New treatment approach promising for lymphoma patients in the developing world

Jul 06, 2008

Preliminary results suggest that patients with aggressive non-Hodgkin's lymphoma in the developing world might benefit from a modified chemotherapy regimen, researchers say.

At the ESMO Conference Lugano (ECLU) organized by the European Society for Medical Oncology, a group headed by Prof. Hamdy Azim from Cairo University reports that giving these patients chemotherapy every 2 weeks, rather than every 3 weeks as usual, improved treatment outcomes.

The standard regimen in this case is called CHOP (chemotherapy regime), which is given every 3 weeks. In the developed world, CHOP is administered in combination with an antibody therapy called rituximab.

But many patients in developing countries, including Egypt where this study was conducted, cannot afford this treatment, so they are offered CHOP alone.

"We hypothesized that if CHOP or a CHOP-like regimen was given every two weeks instead of three, a superior outcome could be achieved," says Dr. Hatem A. Azim Jr, who presented these results at ECLU.

To see if this was the case, they analyzed five trials that compared CHOP to regimens given every two weeks. Using two statistical analyses, they showed that regimens every two weeks had superior response rate, disease-free and overall survival; however in one method, the response rate analysis did not reach statistical significance.

"We believe that this work could provide good evidence to support the use of the 2-weekly regimen," Dr. Azim Jr said. One issue that remains to be assessed is how well patients tolerate the more intense treatment, he noted.

"Patients on the 2-weekly regimens have to receive injections with 'growth factors' to ensure that severe toxicities to the white blood cells do not occur," he said. "Even so, the cost of these injections per cycle is much lower than that of rituximab. The preliminary results are encouraging in providing patients who cannot afford the cost of rituximab, a better alternative than CHOP."

Source: European Society for Medical Oncology

Explore further: Filipino tests negative for Middle East virus

add to favorites email to friend print save as pdf

Related Stories

Homeopathy prospers even as controversy rages

Mar 11, 2011

A popular homeopathic flu remedy boasts that it comes with no side effects, no drug interactions and won't make you drowsy. But the product also lacks something most people expect to find in their medicine: active ingredients.

Translating Chinese medicine for the West

Oct 11, 2010

In a traditional Chinese medicine store in central Beijing, part of the Tongrentang chain founded 342 years ago, three white-coated workers follow traditions that stretch even further back in time. They sort and chop an exotic ...

Being a control freak aids dividing cells

Jul 28, 2008

Micromanagers may generate resentment in an office setting, but they get results in your body. New data indicate that a dividing cell takes micromanagement to the extreme, tagging more than 14,000 different sites on its proteins ...

Recommended for you

Filipino tests negative for Middle East virus

10 hours ago
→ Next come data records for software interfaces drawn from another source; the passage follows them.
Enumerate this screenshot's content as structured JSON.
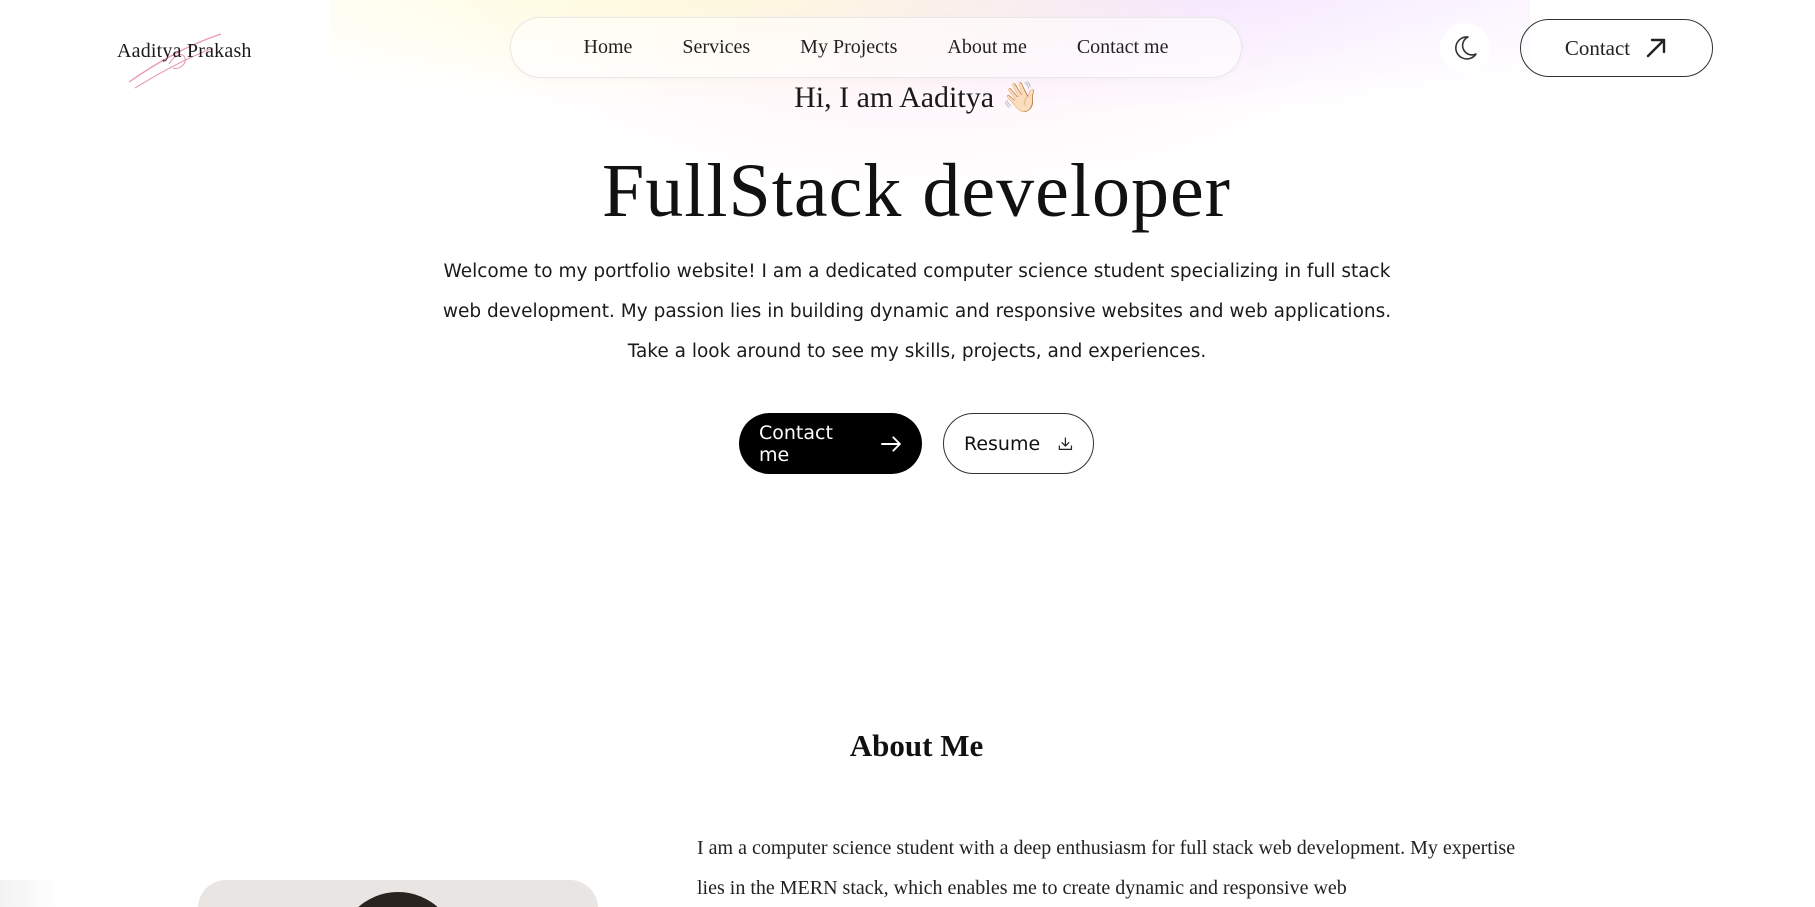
{
  "header": {
    "logo_text": "Aaditya Prakash",
    "nav": [
      {
        "label": "Home"
      },
      {
        "label": "Services"
      },
      {
        "label": "My Projects"
      },
      {
        "label": "About me"
      },
      {
        "label": "Contact me"
      }
    ],
    "theme_icon": "moon-icon",
    "contact_button": {
      "label": "Contact",
      "icon": "arrow-up-right-icon"
    }
  },
  "hero": {
    "greeting": "Hi, I am Aaditya 👋🏻",
    "title": "FullStack developer",
    "description": "Welcome to my portfolio website! I am a dedicated computer science student specializing in full stack web development. My passion lies in building dynamic and responsive websites and web applications. Take a look around to see my skills, projects, and experiences.",
    "primary_button": {
      "label": "Contact me",
      "icon": "arrow-right-icon"
    },
    "secondary_button": {
      "label": "Resume",
      "icon": "download-icon"
    }
  },
  "about": {
    "title": "About Me",
    "text": "I am a computer science student with a deep enthusiasm for full stack web development. My expertise lies in the MERN stack, which enables me to create dynamic and responsive web"
  },
  "colors": {
    "primary_button_bg": "#000000",
    "text": "#111111",
    "logo_swash": "#e79aae"
  }
}
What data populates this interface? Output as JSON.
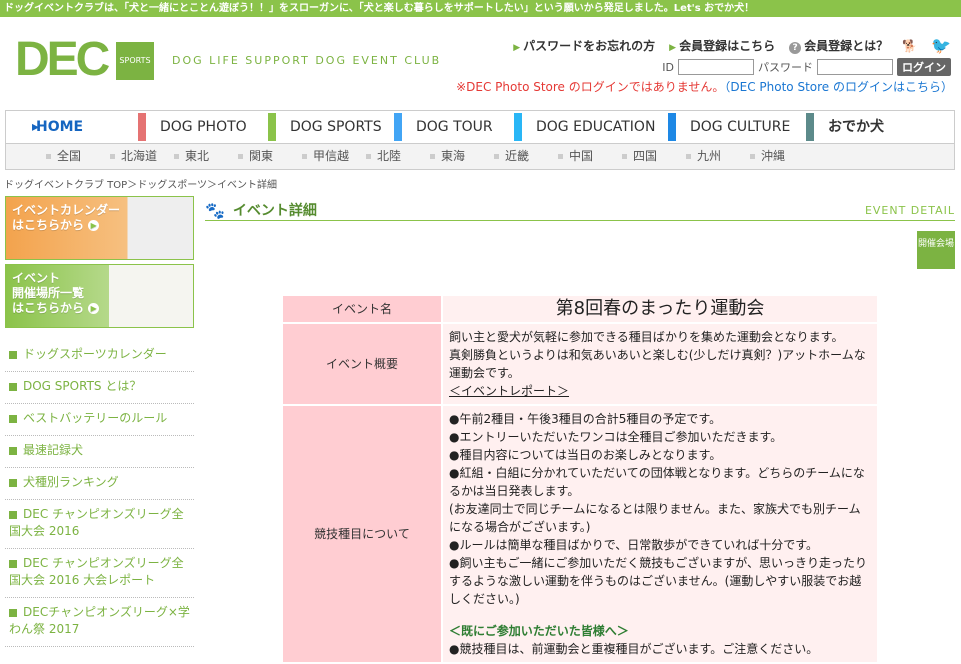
{
  "topbar": {
    "text": "ドッグイベントクラブは、「犬と一緒にとことん遊ぼう！！」をスローガンに、「犬と楽しむ暮らしをサポートしたい」という願いから発足しました。Let's おでか犬！"
  },
  "logo": {
    "main": "DEC",
    "badge": "SPORTS"
  },
  "tagline": "DOG LIFE SUPPORT DOG EVENT CLUB",
  "header": {
    "forgot": "パスワードをお忘れの方",
    "register": "会員登録はこちら",
    "what": "会員登録とは？",
    "id_label": "ID",
    "pw_label": "パスワード",
    "login": "ログイン",
    "warn_red": "※DEC Photo Store のログインではありません。",
    "warn_blue": "（DEC Photo Store のログインはこちら）"
  },
  "nav": {
    "items": [
      "HOME",
      "DOG PHOTO",
      "DOG SPORTS",
      "DOG TOUR",
      "DOG EDUCATION",
      "DOG CULTURE",
      "おでか犬"
    ],
    "regions": [
      "全国",
      "北海道",
      "東北",
      "関東",
      "甲信越",
      "北陸",
      "東海",
      "近畿",
      "中国",
      "四国",
      "九州",
      "沖縄"
    ]
  },
  "breadcrumb": "ドッグイベントクラブ TOP＞ドッグスポーツ＞イベント詳細",
  "banners": {
    "calendar_1": "イベントカレンダー",
    "calendar_2": "はこちらから",
    "venue_1": "イベント",
    "venue_2": "開催場所一覧",
    "venue_3": "はこちらから"
  },
  "sidebar": [
    "ドッグスポーツカレンダー",
    "DOG SPORTS とは？",
    "ベストバッテリーのルール",
    "最速記録犬",
    "犬種別ランキング",
    "DEC チャンピオンズリーグ全国大会 2016",
    "DEC チャンピオンズリーグ全国大会 2016 大会レポート",
    "DECチャンピオンズリーグ×学わん祭 2017"
  ],
  "main": {
    "title": "イベント詳細",
    "title_en": "EVENT DETAIL",
    "venue_badge": "開催会場"
  },
  "event": {
    "name_label": "イベント名",
    "name": "第8回春のまったり運動会",
    "summary_label": "イベント概要",
    "summary_1": "飼い主と愛犬が気軽に参加できる種目ばかりを集めた運動会となります。",
    "summary_2": "真剣勝負というよりは和気あいあいと楽しむ(少しだけ真剣？)アットホームな運動会です。",
    "summary_link": "＜イベントレポート＞",
    "events_label": "競技種目について",
    "e1": "●午前2種目・午後3種目の合計5種目の予定です。",
    "e2": "●エントリーいただいたワンコは全種目ご参加いただきます。",
    "e3": "●種目内容については当日のお楽しみとなります。",
    "e4": "●紅組・白組に分かれていただいての団体戦となります。どちらのチームになるかは当日発表します。",
    "e5": "(お友達同士で同じチームになるとは限りません。また、家族犬でも別チームになる場合がございます。)",
    "e6": "●ルールは簡単な種目ばかりで、日常散歩ができていれば十分です。",
    "e7": "●飼い主もご一緒にご参加いただく競技もございますが、思いっきり走ったりするような激しい運動を伴うものはございません。(運動しやすい服装でお越しください。)",
    "e8": "＜既にご参加いただいた皆様へ＞",
    "e9": "●競技種目は、前運動会と重複種目がございます。ご注意ください。"
  }
}
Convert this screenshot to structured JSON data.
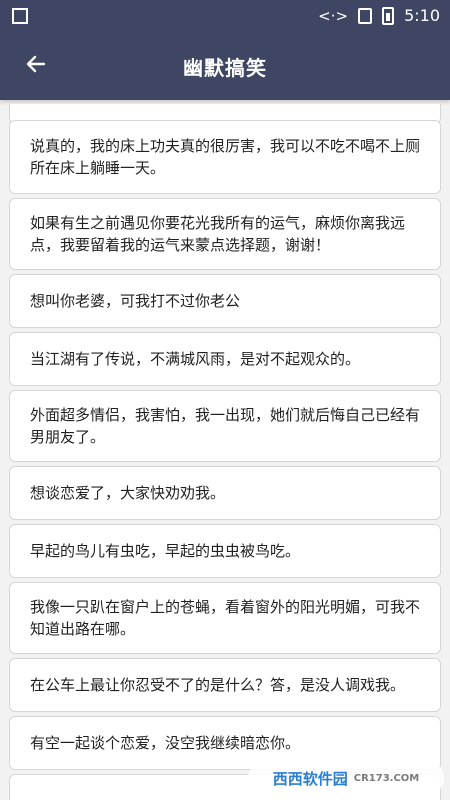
{
  "status_bar": {
    "time": "5:10",
    "left_icon": "image-icon",
    "network_icon": "code-bracket-icon",
    "signal_icon": "no-sim-icon",
    "battery_icon": "battery-charging-icon"
  },
  "app_bar": {
    "title": "幽默搞笑",
    "back_icon": "arrow-left-icon",
    "background": "#3e4663"
  },
  "jokes": [
    "说真的，我的床上功夫真的很厉害，我可以不吃不喝不上厕所在床上躺睡一天。",
    "如果有生之前遇见你要花光我所有的运气，麻烦你离我远点，我要留着我的运气来蒙点选择题，谢谢！",
    "想叫你老婆，可我打不过你老公",
    "当江湖有了传说，不满城风雨，是对不起观众的。",
    "外面超多情侣，我害怕，我一出现，她们就后悔自己已经有男朋友了。",
    "想谈恋爱了，大家快劝劝我。",
    "早起的鸟儿有虫吃，早起的虫虫被鸟吃。",
    "我像一只趴在窗户上的苍蝇，看着窗外的阳光明媚，可我不知道出路在哪。",
    "在公车上最让你忍受不了的是什么？答，是没人调戏我。",
    "有空一起谈个恋爱，没空我继续暗恋你。"
  ],
  "watermark": {
    "text": "西西软件园",
    "sub": "CR173.COM"
  }
}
A Filipino nurse who tested positive for the Middle East virus has been found free of infection in a subsequent examination after he returned home, Philippine health officials said Saturday.

Treating depression in Parkinson's patients

Apr 18, 2014

A group of scientists from the University of Kentucky College of Medicine and the Sanders-Brown Center on Aging has found interesting new information in a study on depression and neuropsychological function in Parkinson's ...

User comments : 0

More news stories

Filipino tests negative for Middle East virus

A Filipino nurse who tested positive for the Middle East virus has been found free of infection in a subsequent examination after he returned home, Philippine health officials said Saturday.

Study says we're over the hill at 24

(Medical Xpress)—It's a hard pill to swallow, but if you're over 24 years of age you've already reached your peak in terms of your cognitive motor performance, according to a new Simon Fraser University study.

NASA's space station Robonaut finally getting legs

Robonaut, the first out-of-this-world humanoid, is finally getting its space legs. For three years, Robonaut has had to manage from the waist up. This new pair of legs means the experimental robot—now stuck ...

Ex-Apple chief plans mobile phone for India

Former Apple chief executive John Sculley, whose marketing skills helped bring the personal computer to desktops worldwide, says he plans to launch a mobile phone in India to exploit its still largely untapped ...

Egypt archaeologists find ancient writer's tomb

Egypt's minister of antiquities says a team of Spanish archaeologists has discovered two tombs in the southern part of the country, one of them belonging to a writer and containing a trove of artifacts including reed pens ...

Airbnb rental site raises $450 mn

Online lodging listings website Airbnb inked a $450 million funding deal with investors led by TPG, a source close to the matter said Friday.